§ **WHAT IS REQUIRED**
Below is a listing; reproduce each line of it exactly.

§ **EXERCISE DATA**
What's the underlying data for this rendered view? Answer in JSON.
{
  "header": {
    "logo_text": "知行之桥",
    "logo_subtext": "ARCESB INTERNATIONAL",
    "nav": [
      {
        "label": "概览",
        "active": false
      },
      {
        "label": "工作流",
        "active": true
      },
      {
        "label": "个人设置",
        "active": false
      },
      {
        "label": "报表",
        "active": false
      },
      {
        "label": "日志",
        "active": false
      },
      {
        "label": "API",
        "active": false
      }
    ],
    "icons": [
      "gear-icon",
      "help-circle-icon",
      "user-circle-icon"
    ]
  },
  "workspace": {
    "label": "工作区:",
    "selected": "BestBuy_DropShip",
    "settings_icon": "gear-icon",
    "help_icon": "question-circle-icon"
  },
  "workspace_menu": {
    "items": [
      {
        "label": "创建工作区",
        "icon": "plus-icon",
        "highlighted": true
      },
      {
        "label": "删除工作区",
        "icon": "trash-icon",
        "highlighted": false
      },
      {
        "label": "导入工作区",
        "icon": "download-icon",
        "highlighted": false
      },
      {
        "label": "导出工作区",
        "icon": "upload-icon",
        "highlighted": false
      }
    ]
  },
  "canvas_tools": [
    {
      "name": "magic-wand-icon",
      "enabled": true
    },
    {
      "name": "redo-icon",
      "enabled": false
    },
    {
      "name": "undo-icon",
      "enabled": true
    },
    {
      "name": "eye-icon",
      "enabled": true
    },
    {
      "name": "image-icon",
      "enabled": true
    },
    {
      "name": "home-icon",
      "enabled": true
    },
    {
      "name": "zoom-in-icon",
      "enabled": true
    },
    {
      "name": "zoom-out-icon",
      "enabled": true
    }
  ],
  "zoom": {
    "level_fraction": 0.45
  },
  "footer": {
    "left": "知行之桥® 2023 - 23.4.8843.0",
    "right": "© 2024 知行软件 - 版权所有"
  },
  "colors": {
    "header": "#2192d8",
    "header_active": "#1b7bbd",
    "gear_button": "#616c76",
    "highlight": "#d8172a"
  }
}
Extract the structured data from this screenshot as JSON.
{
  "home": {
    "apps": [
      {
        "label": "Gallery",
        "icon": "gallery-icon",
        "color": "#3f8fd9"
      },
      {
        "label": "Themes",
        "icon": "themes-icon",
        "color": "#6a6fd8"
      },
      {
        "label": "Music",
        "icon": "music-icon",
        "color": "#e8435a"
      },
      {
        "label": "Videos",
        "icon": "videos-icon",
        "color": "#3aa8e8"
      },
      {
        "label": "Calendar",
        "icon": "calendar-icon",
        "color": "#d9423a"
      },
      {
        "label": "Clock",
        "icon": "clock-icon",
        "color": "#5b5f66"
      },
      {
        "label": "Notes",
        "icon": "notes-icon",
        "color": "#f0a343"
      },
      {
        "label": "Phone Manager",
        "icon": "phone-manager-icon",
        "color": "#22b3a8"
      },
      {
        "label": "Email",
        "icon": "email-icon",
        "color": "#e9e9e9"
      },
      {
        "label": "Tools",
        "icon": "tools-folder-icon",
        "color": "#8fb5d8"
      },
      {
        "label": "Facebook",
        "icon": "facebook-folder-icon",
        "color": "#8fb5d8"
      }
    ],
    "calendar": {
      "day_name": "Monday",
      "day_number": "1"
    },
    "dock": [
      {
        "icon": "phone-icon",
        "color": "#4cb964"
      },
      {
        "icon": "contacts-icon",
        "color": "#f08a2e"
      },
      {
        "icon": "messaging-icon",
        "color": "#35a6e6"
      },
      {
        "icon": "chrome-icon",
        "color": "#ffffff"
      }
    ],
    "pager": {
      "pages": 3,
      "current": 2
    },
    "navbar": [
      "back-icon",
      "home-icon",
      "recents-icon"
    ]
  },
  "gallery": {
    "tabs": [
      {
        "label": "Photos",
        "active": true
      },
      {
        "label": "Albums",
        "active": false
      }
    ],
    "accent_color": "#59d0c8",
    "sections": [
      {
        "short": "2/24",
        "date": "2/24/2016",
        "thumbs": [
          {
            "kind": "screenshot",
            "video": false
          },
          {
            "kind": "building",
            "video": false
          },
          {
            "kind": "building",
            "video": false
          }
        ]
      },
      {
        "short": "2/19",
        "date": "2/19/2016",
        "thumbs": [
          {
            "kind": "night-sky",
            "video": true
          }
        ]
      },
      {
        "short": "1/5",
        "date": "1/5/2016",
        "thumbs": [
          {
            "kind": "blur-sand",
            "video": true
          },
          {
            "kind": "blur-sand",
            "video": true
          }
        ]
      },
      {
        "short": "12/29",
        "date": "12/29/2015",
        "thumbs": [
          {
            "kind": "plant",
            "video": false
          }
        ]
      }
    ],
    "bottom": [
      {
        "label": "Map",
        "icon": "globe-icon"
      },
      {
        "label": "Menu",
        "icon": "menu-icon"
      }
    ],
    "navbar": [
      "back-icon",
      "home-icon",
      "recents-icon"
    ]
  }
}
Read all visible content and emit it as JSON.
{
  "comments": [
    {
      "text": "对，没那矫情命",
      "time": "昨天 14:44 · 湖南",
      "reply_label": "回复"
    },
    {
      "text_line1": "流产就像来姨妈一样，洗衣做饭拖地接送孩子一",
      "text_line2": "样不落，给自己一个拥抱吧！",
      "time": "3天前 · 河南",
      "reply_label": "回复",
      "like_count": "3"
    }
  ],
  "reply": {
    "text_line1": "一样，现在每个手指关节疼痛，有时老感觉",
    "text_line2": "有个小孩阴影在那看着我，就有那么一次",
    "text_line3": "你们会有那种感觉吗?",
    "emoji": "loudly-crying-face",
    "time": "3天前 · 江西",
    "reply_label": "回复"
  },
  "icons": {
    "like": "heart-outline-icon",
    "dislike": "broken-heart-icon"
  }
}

§ **ANSWER TO THE EXERCISE**
What's the underlying data for this rendered view? Answer in JSON.
{
  "header": {
    "logo_text": "知行之桥",
    "logo_subtext": "ARCESB INTERNATIONAL",
    "nav": [
      {
        "label": "概览",
        "active": false
      },
      {
        "label": "工作流",
        "active": true
      },
      {
        "label": "个人设置",
        "active": false
      },
      {
        "label": "报表",
        "active": false
      },
      {
        "label": "日志",
        "active": false
      },
      {
        "label": "API",
        "active": false
      }
    ],
    "icons": [
      "gear-icon",
      "help-circle-icon",
      "user-circle-icon"
    ]
  },
  "workspace": {
    "label": "工作区:",
    "selected": "BestBuy_DropShip",
    "settings_icon": "gear-icon",
    "help_icon": "question-circle-icon"
  },
  "workspace_menu": {
    "items": [
      {
        "label": "创建工作区",
        "icon": "plus-icon",
        "highlighted": true
      },
      {
        "label": "删除工作区",
        "icon": "trash-icon",
        "highlighted": false
      },
      {
        "label": "导入工作区",
        "icon": "download-icon",
        "highlighted": false
      },
      {
        "label": "导出工作区",
        "icon": "upload-icon",
        "highlighted": false
      }
    ]
  },
  "canvas_tools": [
    {
      "name": "magic-wand-icon",
      "enabled": true
    },
    {
      "name": "redo-icon",
      "enabled": false
    },
    {
      "name": "undo-icon",
      "enabled": true
    },
    {
      "name": "eye-icon",
      "enabled": true
    },
    {
      "name": "image-icon",
      "enabled": true
    },
    {
      "name": "home-icon",
      "enabled": true
    },
    {
      "name": "zoom-in-icon",
      "enabled": true
    },
    {
      "name": "zoom-out-icon",
      "enabled": true
    }
  ],
  "zoom": {
    "level_fraction": 0.45
  },
  "footer": {
    "left": "知行之桥® 2023 - 23.4.8843.0",
    "right": "© 2024 知行软件 - 版权所有"
  },
  "colors": {
    "header": "#2192d8",
    "header_active": "#1b7bbd",
    "gear_button": "#616c76",
    "highlight": "#d8172a"
  }
}
Extract the structured data from this screenshot as JSON.
{
  "home": {
    "apps": [
      {
        "label": "Gallery",
        "icon": "gallery-icon",
        "color": "#3f8fd9"
      },
      {
        "label": "Themes",
        "icon": "themes-icon",
        "color": "#6a6fd8"
      },
      {
        "label": "Music",
        "icon": "music-icon",
        "color": "#e8435a"
      },
      {
        "label": "Videos",
        "icon": "videos-icon",
        "color": "#3aa8e8"
      },
      {
        "label": "Calendar",
        "icon": "calendar-icon",
        "color": "#d9423a"
      },
      {
        "label": "Clock",
        "icon": "clock-icon",
        "color": "#5b5f66"
      },
      {
        "label": "Notes",
        "icon": "notes-icon",
        "color": "#f0a343"
      },
      {
        "label": "Phone Manager",
        "icon": "phone-manager-icon",
        "color": "#22b3a8"
      },
      {
        "label": "Email",
        "icon": "email-icon",
        "color": "#e9e9e9"
      },
      {
        "label": "Tools",
        "icon": "tools-folder-icon",
        "color": "#8fb5d8"
      },
      {
        "label": "Facebook",
        "icon": "facebook-folder-icon",
        "color": "#8fb5d8"
      }
    ],
    "calendar": {
      "day_name": "Monday",
      "day_number": "1"
    },
    "dock": [
      {
        "icon": "phone-icon",
        "color": "#4cb964"
      },
      {
        "icon": "contacts-icon",
        "color": "#f08a2e"
      },
      {
        "icon": "messaging-icon",
        "color": "#35a6e6"
      },
      {
        "icon": "chrome-icon",
        "color": "#ffffff"
      }
    ],
    "pager": {
      "pages": 3,
      "current": 2
    },
    "navbar": [
      "back-icon",
      "home-icon",
      "recents-icon"
    ]
  },
  "gallery": {
    "tabs": [
      {
        "label": "Photos",
        "active": true
      },
      {
        "label": "Albums",
        "active": false
      }
    ],
    "accent_color": "#59d0c8",
    "sections": [
      {
        "short": "2/24",
        "date": "2/24/2016",
        "thumbs": [
          {
            "kind": "screenshot",
            "video": false
          },
          {
            "kind": "building",
            "video": false
          },
          {
            "kind": "building",
            "video": false
          }
        ]
      },
      {
        "short": "2/19",
        "date": "2/19/2016",
        "thumbs": [
          {
            "kind": "night-sky",
            "video": true
          }
        ]
      },
      {
        "short": "1/5",
        "date": "1/5/2016",
        "thumbs": [
          {
            "kind": "blur-sand",
            "video": true
          },
          {
            "kind": "blur-sand",
            "video": true
          }
        ]
      },
      {
        "short": "12/29",
        "date": "12/29/2015",
        "thumbs": [
          {
            "kind": "plant",
            "video": false
          }
        ]
      }
    ],
    "bottom": [
      {
        "label": "Map",
        "icon": "globe-icon"
      },
      {
        "label": "Menu",
        "icon": "menu-icon"
      }
    ],
    "navbar": [
      "back-icon",
      "home-icon",
      "recents-icon"
    ]
  }
}
Read all visible content and emit it as JSON.
{
  "comments": [
    {
      "text": "对，没那矫情命",
      "time": "昨天 14:44 · 湖南",
      "reply_label": "回复"
    },
    {
      "text_line1": "流产就像来姨妈一样，洗衣做饭拖地接送孩子一",
      "text_line2": "样不落，给自己一个拥抱吧！",
      "time": "3天前 · 河南",
      "reply_label": "回复",
      "like_count": "3"
    }
  ],
  "reply": {
    "text_line1": "一样，现在每个手指关节疼痛，有时老感觉",
    "text_line2": "有个小孩阴影在那看着我，就有那么一次",
    "text_line3": "你们会有那种感觉吗?",
    "emoji": "loudly-crying-face",
    "time": "3天前 · 江西",
    "reply_label": "回复"
  },
  "icons": {
    "like": "heart-outline-icon",
    "dislike": "broken-heart-icon"
  }
}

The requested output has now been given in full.